+52 -51 = +1 after 103 votes

What Can We Learn?

There are a couple of interesting observations:

  • Generally speaking, reviews with a rating of 1 aren’t very helpful. This is probably due to the ‘angry consumer’ expressing how bad a product is, without necessarily specifying what is wrong with it.
  • Lower scores tend to be considered less helpful. A psychological bias could explain this: people tend to agree with their own thinking, and if you’re looking at product review you are likely to already like the product.
  • On average, the most helpful reviews have a score of 9. This is likely to be a user that is happy overall with the product, but mentions something specific that they don’t like about it. This specific mention is likely to be valuable to a consumer.
  • When all of the votes are counted together, we get a higher ratio of helpful votes to unhelpful votes when the review score is higher. It is possible that higher-scoring reviews are more expressive about what they like about a product, which is more helpful to the consumer.
  • There aren’t a lot of obvious differences between the text of a good review and that of a bad review (based on a small manual look through the data). It’s possible that a lot of votes could be due to ‘fanboyism’, both positively and negatively, but further sampling would be required to determine that.

It would be interesting to hear what your theories are on these statistics, and other questions you’d like to ask about the data.

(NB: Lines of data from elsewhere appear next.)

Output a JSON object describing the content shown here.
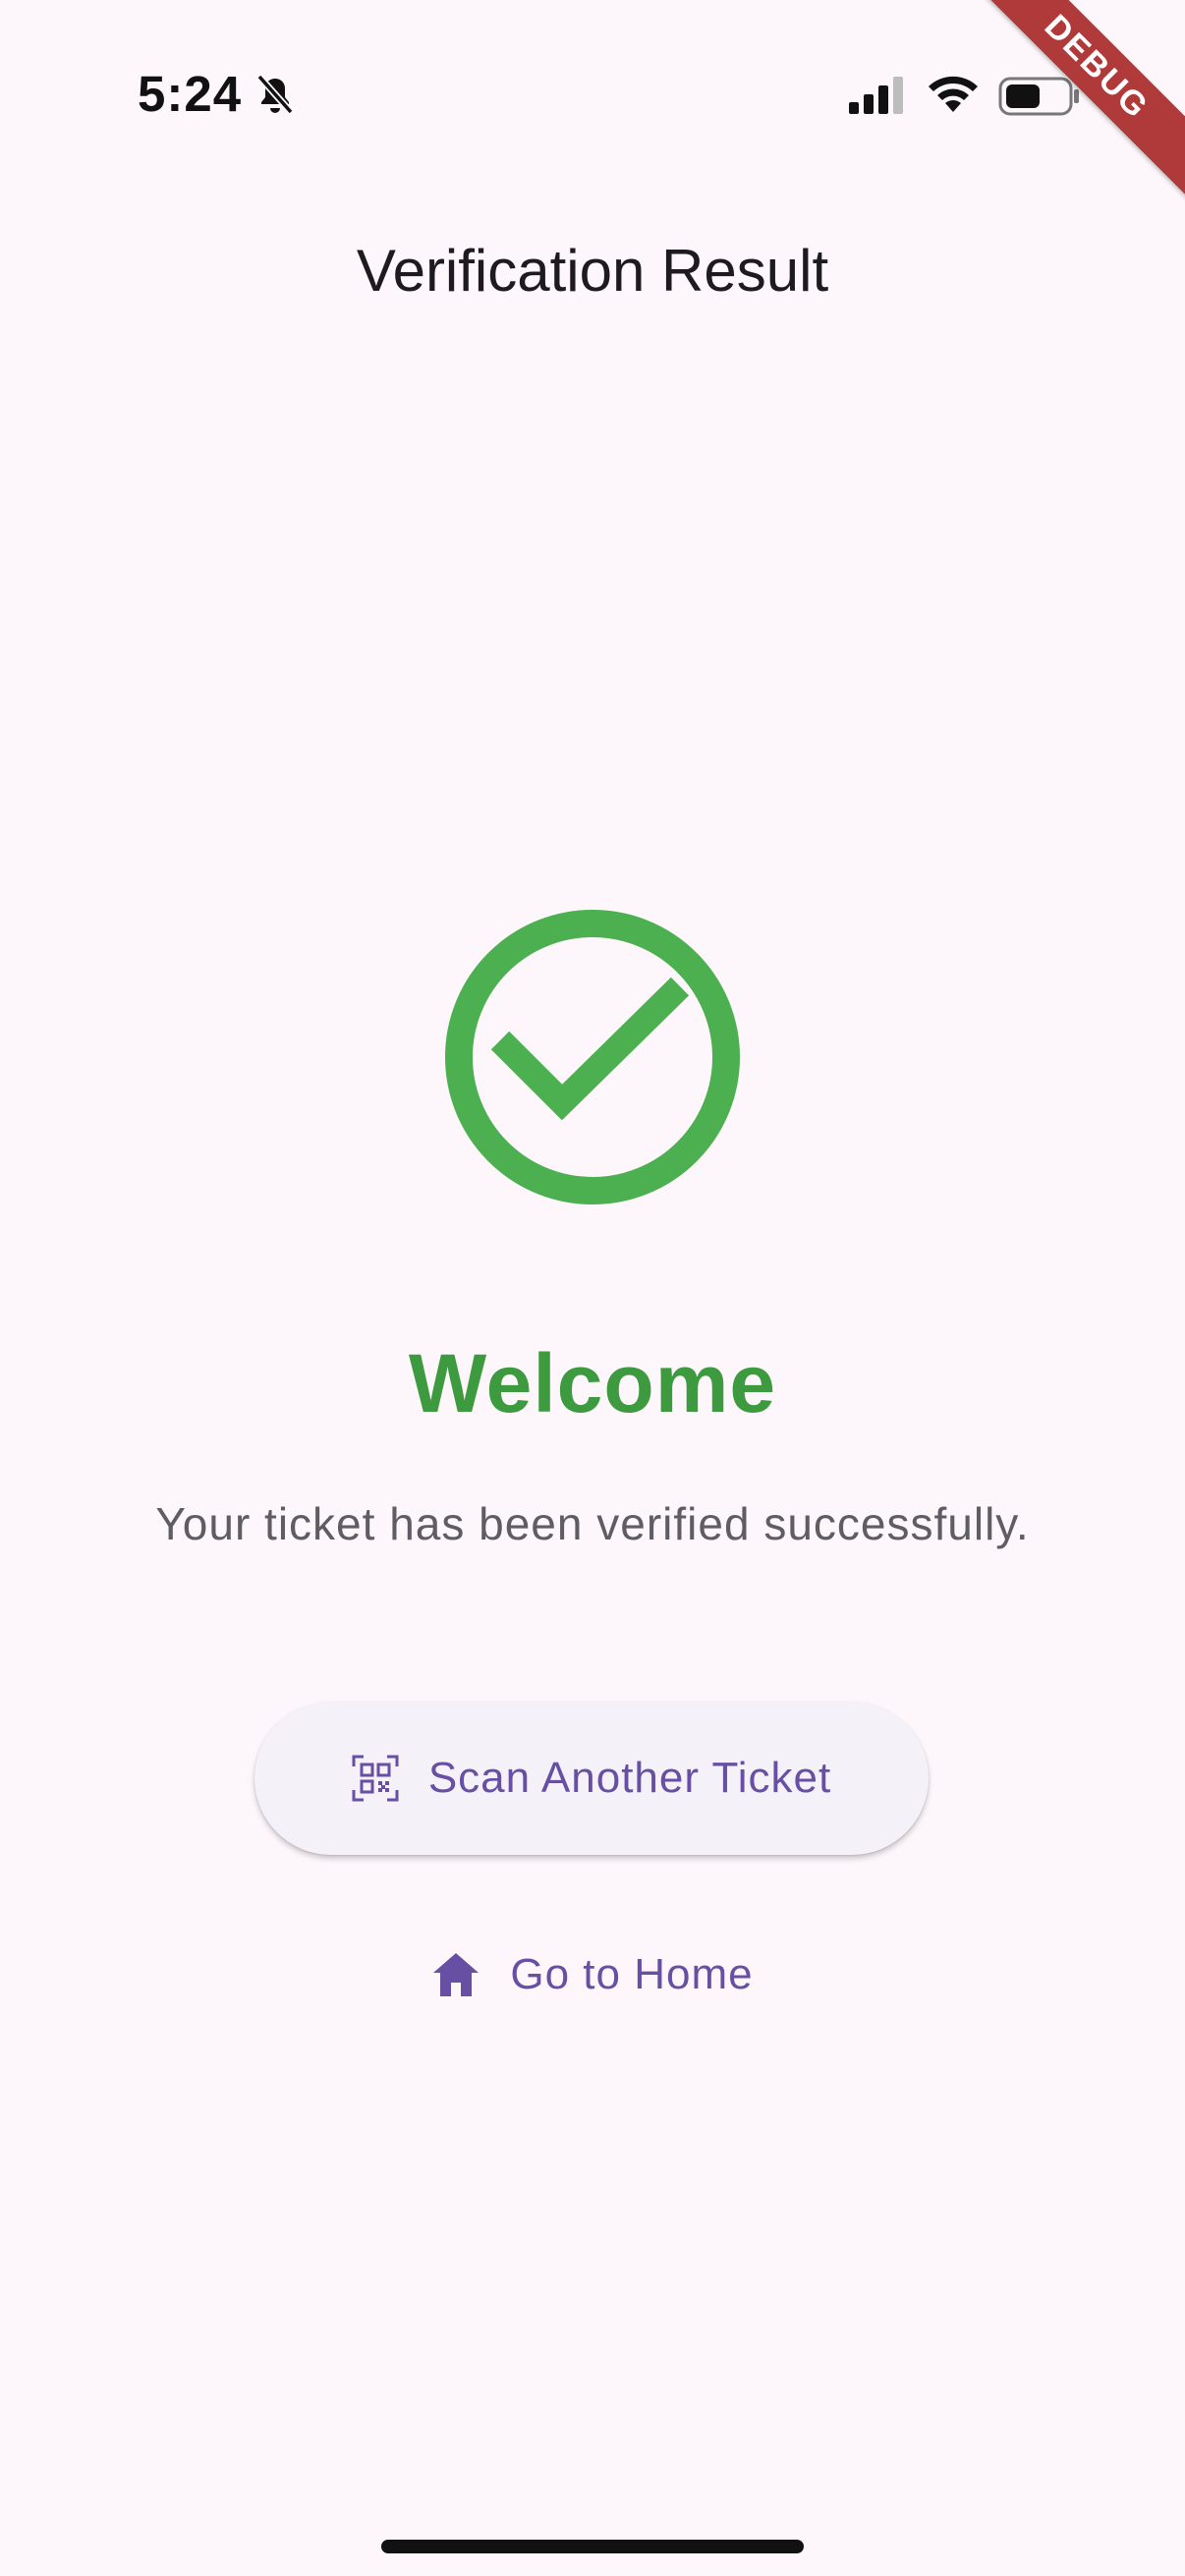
{
  "status_bar": {
    "time": "5:24",
    "bell_icon": "bell-slash-icon",
    "signal_icon": "cellular-signal-icon",
    "wifi_icon": "wifi-icon",
    "battery_icon": "battery-icon"
  },
  "debug_banner": "DEBUG",
  "app_bar": {
    "title": "Verification Result"
  },
  "result": {
    "icon": "check-circle-icon",
    "heading": "Welcome",
    "message": "Your ticket has been verified successfully."
  },
  "actions": {
    "scan_label": "Scan Another Ticket",
    "scan_icon": "qr-code-scanner-icon",
    "home_label": "Go to Home",
    "home_icon": "home-icon"
  },
  "colors": {
    "background": "#fdf7fc",
    "success": "#4caf50",
    "heading": "#3d9a3f",
    "accent": "#6750a4",
    "debug": "#b03a3a"
  }
}
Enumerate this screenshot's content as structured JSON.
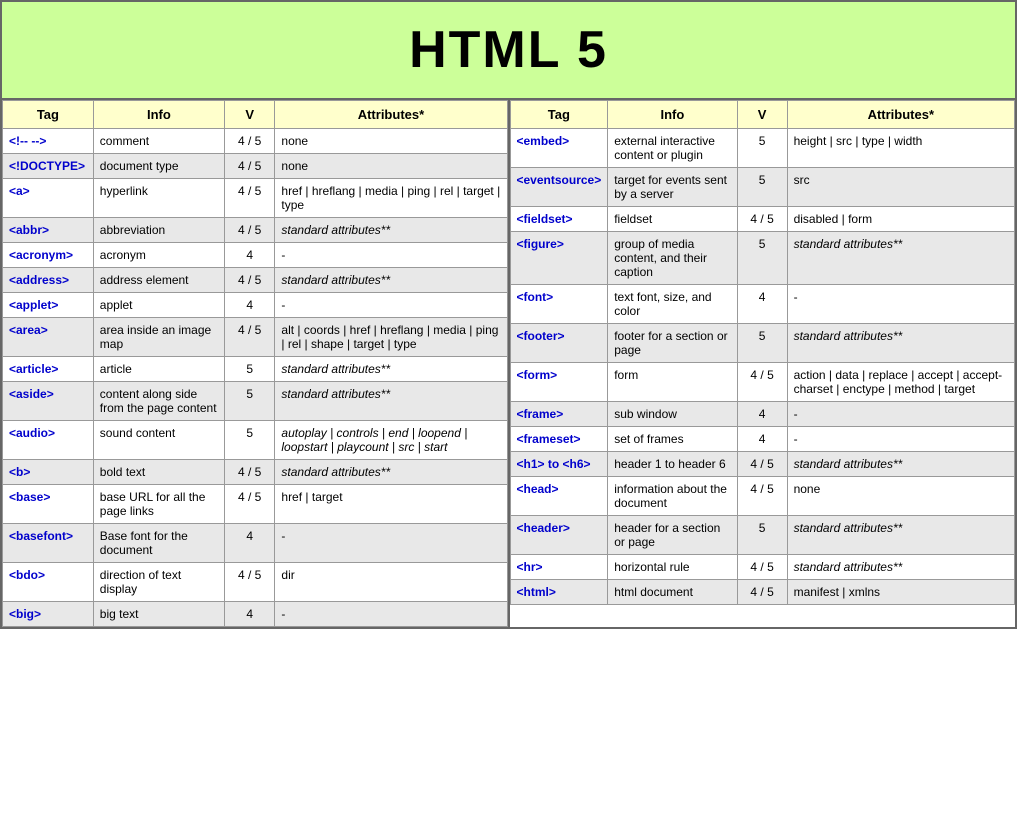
{
  "header": {
    "title": "HTML 5"
  },
  "left_table": {
    "columns": [
      "Tag",
      "Info",
      "V",
      "Attributes*"
    ],
    "rows": [
      {
        "tag": "<!-- -->",
        "info": "comment",
        "v": "4 / 5",
        "attr": "none",
        "italic": false,
        "gray": false
      },
      {
        "tag": "<!DOCTYPE>",
        "info": "document type",
        "v": "4 / 5",
        "attr": "none",
        "italic": false,
        "gray": true
      },
      {
        "tag": "<a>",
        "info": "hyperlink",
        "v": "4 / 5",
        "attr": "href | hreflang | media | ping | rel | target | type",
        "italic": false,
        "gray": false
      },
      {
        "tag": "<abbr>",
        "info": "abbreviation",
        "v": "4 / 5",
        "attr": "standard attributes**",
        "italic": true,
        "gray": true
      },
      {
        "tag": "<acronym>",
        "info": "acronym",
        "v": "4",
        "attr": "-",
        "italic": false,
        "gray": false
      },
      {
        "tag": "<address>",
        "info": "address element",
        "v": "4 / 5",
        "attr": "standard attributes**",
        "italic": true,
        "gray": true
      },
      {
        "tag": "<applet>",
        "info": "applet",
        "v": "4",
        "attr": "-",
        "italic": false,
        "gray": false
      },
      {
        "tag": "<area>",
        "info": "area inside an image map",
        "v": "4 / 5",
        "attr": "alt | coords | href | hreflang | media | ping | rel | shape | target | type",
        "italic": false,
        "gray": true
      },
      {
        "tag": "<article>",
        "info": "article",
        "v": "5",
        "attr": "standard attributes**",
        "italic": true,
        "gray": false
      },
      {
        "tag": "<aside>",
        "info": "content along side from the page content",
        "v": "5",
        "attr": "standard attributes**",
        "italic": true,
        "gray": true
      },
      {
        "tag": "<audio>",
        "info": "sound content",
        "v": "5",
        "attr": "autoplay | controls | end | loopend | loopstart | playcount | src | start",
        "italic": true,
        "gray": false
      },
      {
        "tag": "<b>",
        "info": "bold text",
        "v": "4 / 5",
        "attr": "standard attributes**",
        "italic": true,
        "gray": true
      },
      {
        "tag": "<base>",
        "info": "base URL for all the page links",
        "v": "4 / 5",
        "attr": "href | target",
        "italic": false,
        "gray": false
      },
      {
        "tag": "<basefont>",
        "info": "Base font for the document",
        "v": "4",
        "attr": "-",
        "italic": false,
        "gray": true
      },
      {
        "tag": "<bdo>",
        "info": "direction of text display",
        "v": "4 / 5",
        "attr": "dir",
        "italic": false,
        "gray": false
      },
      {
        "tag": "<big>",
        "info": "big text",
        "v": "4",
        "attr": "-",
        "italic": false,
        "gray": true
      }
    ]
  },
  "right_table": {
    "columns": [
      "Tag",
      "Info",
      "V",
      "Attributes*"
    ],
    "rows": [
      {
        "tag": "<embed>",
        "info": "external interactive content or plugin",
        "v": "5",
        "attr": "height | src | type | width",
        "italic": false,
        "gray": false
      },
      {
        "tag": "<eventsource>",
        "info": "target for events sent by a server",
        "v": "5",
        "attr": "src",
        "italic": false,
        "gray": true
      },
      {
        "tag": "<fieldset>",
        "info": "fieldset",
        "v": "4 / 5",
        "attr": "disabled | form",
        "italic": false,
        "gray": false
      },
      {
        "tag": "<figure>",
        "info": "group of media content, and their caption",
        "v": "5",
        "attr": "standard attributes**",
        "italic": true,
        "gray": true
      },
      {
        "tag": "<font>",
        "info": "text font, size, and color",
        "v": "4",
        "attr": "-",
        "italic": false,
        "gray": false
      },
      {
        "tag": "<footer>",
        "info": "footer for a section or page",
        "v": "5",
        "attr": "standard attributes**",
        "italic": true,
        "gray": true
      },
      {
        "tag": "<form>",
        "info": "form",
        "v": "4 / 5",
        "attr": "action | data | replace | accept | accept-charset | enctype | method | target",
        "italic": false,
        "gray": false
      },
      {
        "tag": "<frame>",
        "info": "sub window",
        "v": "4",
        "attr": "-",
        "italic": false,
        "gray": true
      },
      {
        "tag": "<frameset>",
        "info": "set of frames",
        "v": "4",
        "attr": "-",
        "italic": false,
        "gray": false
      },
      {
        "tag": "<h1> to <h6>",
        "info": "header 1 to header 6",
        "v": "4 / 5",
        "attr": "standard attributes**",
        "italic": true,
        "gray": true
      },
      {
        "tag": "<head>",
        "info": "information about the document",
        "v": "4 / 5",
        "attr": "none",
        "italic": false,
        "gray": false
      },
      {
        "tag": "<header>",
        "info": "header for a section or page",
        "v": "5",
        "attr": "standard attributes**",
        "italic": true,
        "gray": true
      },
      {
        "tag": "<hr>",
        "info": "horizontal rule",
        "v": "4 / 5",
        "attr": "standard attributes**",
        "italic": true,
        "gray": false
      },
      {
        "tag": "<html>",
        "info": "html document",
        "v": "4 / 5",
        "attr": "manifest | xmlns",
        "italic": false,
        "gray": true
      }
    ]
  }
}
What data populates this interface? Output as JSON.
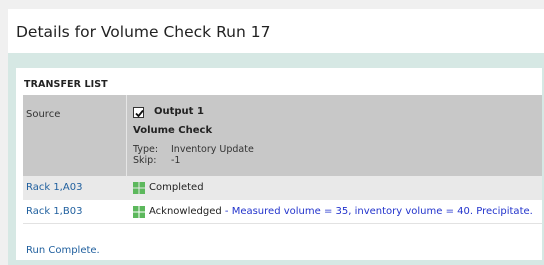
{
  "page": {
    "title": "Details for Volume Check Run 17"
  },
  "transfer_list": {
    "section_title": "TRANSFER LIST",
    "source": {
      "label": "Source",
      "checkbox_checked": true,
      "output_label": "Output 1",
      "volume_check": "Volume Check",
      "type_key": "Type:",
      "type_value": "Inventory Update",
      "skip_key": "Skip:",
      "skip_value": "-1"
    },
    "rows": [
      {
        "label": "Rack 1,A03",
        "status_icon": "grid-status-icon",
        "status": "Completed",
        "note": ""
      },
      {
        "label": "Rack 1,B03",
        "status_icon": "grid-status-icon",
        "status": "Acknowledged",
        "separator": " - ",
        "note": "Measured volume = 35, inventory volume = 40. Precipitate."
      }
    ],
    "footer": "Run Complete."
  },
  "colors": {
    "page_bg": "#f0f0f0",
    "frame_bg": "#d6e8e4",
    "source_row_bg": "#c8c8c8",
    "row_alt_bg": "#e9e9e9",
    "link": "#1f5f9e",
    "note": "#2233cc",
    "status_green": "#5cb85c"
  }
}
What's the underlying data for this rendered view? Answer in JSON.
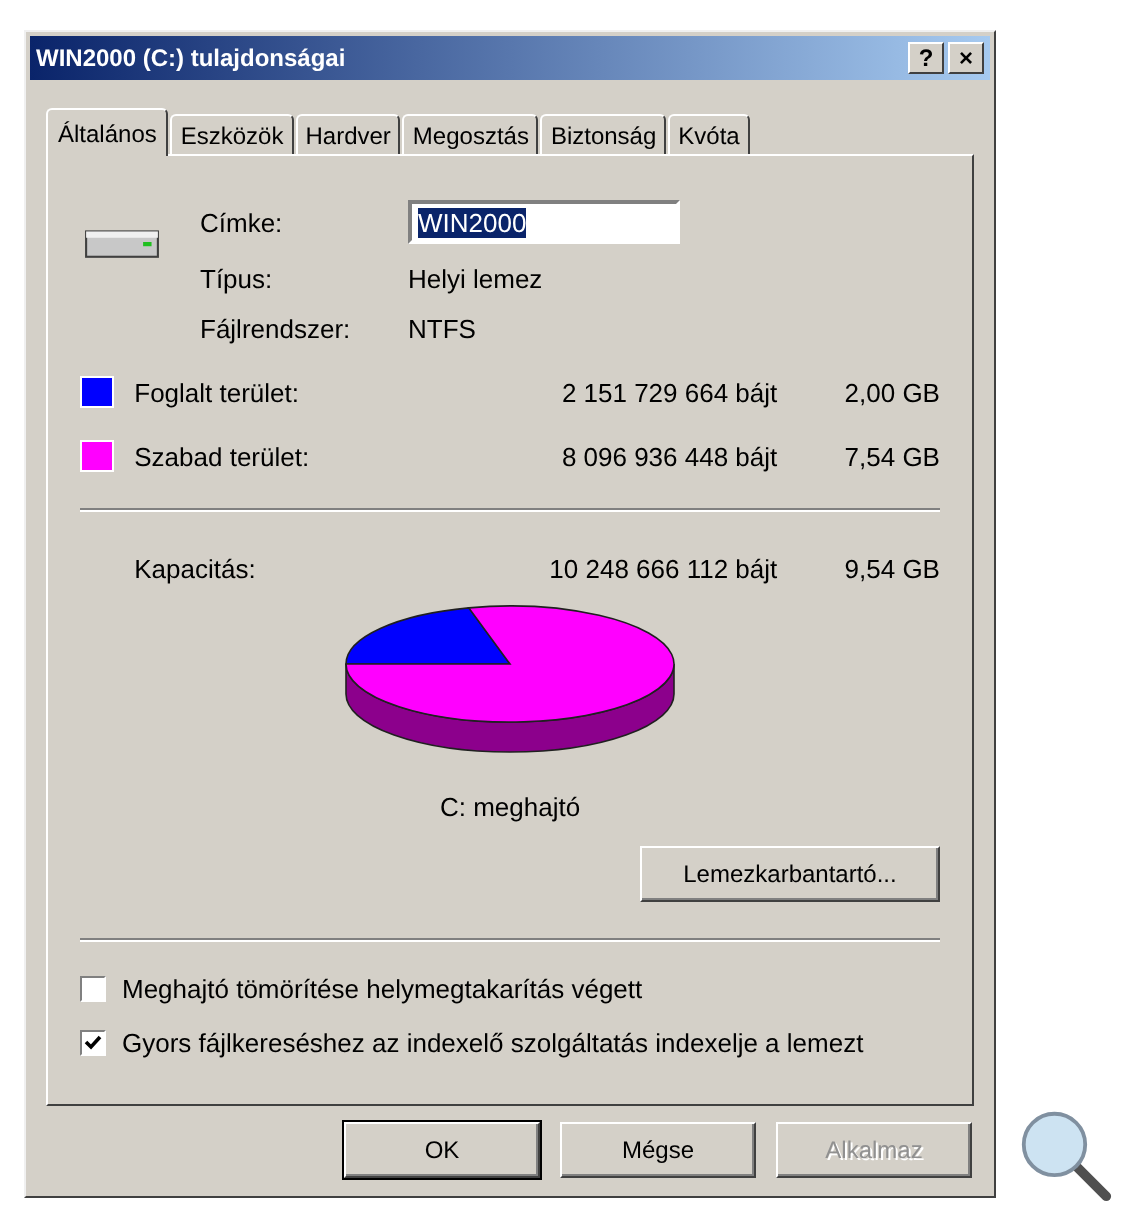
{
  "window": {
    "title": "WIN2000 (C:) tulajdonságai",
    "title_buttons": [
      "?",
      "×"
    ]
  },
  "tabs": [
    {
      "label": "Általános",
      "selected": true
    },
    {
      "label": "Eszközök",
      "selected": false
    },
    {
      "label": "Hardver",
      "selected": false
    },
    {
      "label": "Megosztás",
      "selected": false
    },
    {
      "label": "Biztonság",
      "selected": false
    },
    {
      "label": "Kvóta",
      "selected": false
    }
  ],
  "drive": {
    "label_field": {
      "label": "Címke:",
      "value": "WIN2000",
      "text_selected": true
    },
    "properties": [
      {
        "label": "Típus:",
        "value": "Helyi lemez"
      },
      {
        "label": "Fájlrendszer:",
        "value": "NTFS"
      }
    ]
  },
  "usage": [
    {
      "label": "Foglalt terület:",
      "bytes": "2 151 729 664 bájt",
      "size": "2,00 GB",
      "color": "#0000ff"
    },
    {
      "label": "Szabad terület:",
      "bytes": "8 096 936 448 bájt",
      "size": "7,54 GB",
      "color": "#ff00ff"
    }
  ],
  "capacity": {
    "label": "Kapacitás:",
    "bytes": "10 248 666 112 bájt",
    "size": "9,54 GB"
  },
  "chart": {
    "caption": "C: meghajtó"
  },
  "cleanup_button": "Lemezkarbantartó...",
  "options": [
    {
      "label": "Meghajtó tömörítése helymegtakarítás végett",
      "checked": false
    },
    {
      "label": "Gyors fájlkereséshez az indexelő szolgáltatás indexelje a lemezt",
      "checked": true
    }
  ],
  "buttons": [
    {
      "label": "OK",
      "default": true,
      "disabled": false
    },
    {
      "label": "Mégse",
      "default": false,
      "disabled": false
    },
    {
      "label": "Alkalmaz",
      "default": false,
      "disabled": true
    }
  ]
}
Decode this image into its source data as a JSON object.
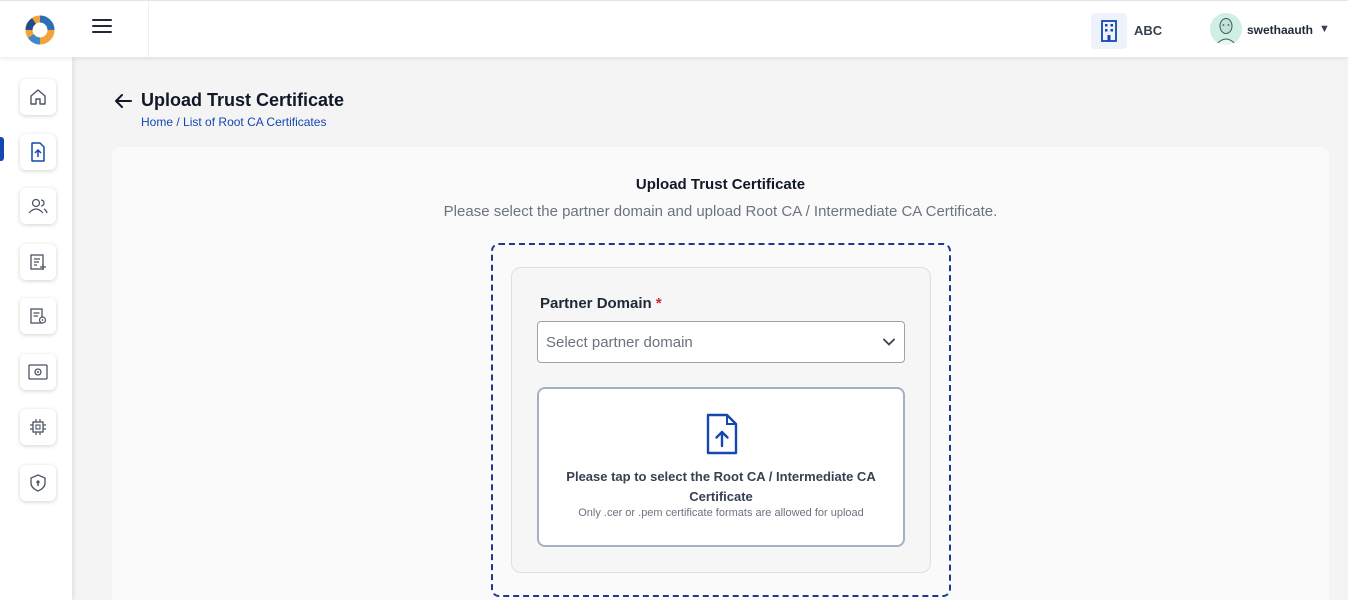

This article was written by Jonny Arnold for Reevoo Engineering. Thanks to Edwin Bos for suggesting the extraction of individual reviews to exemplify usefulness.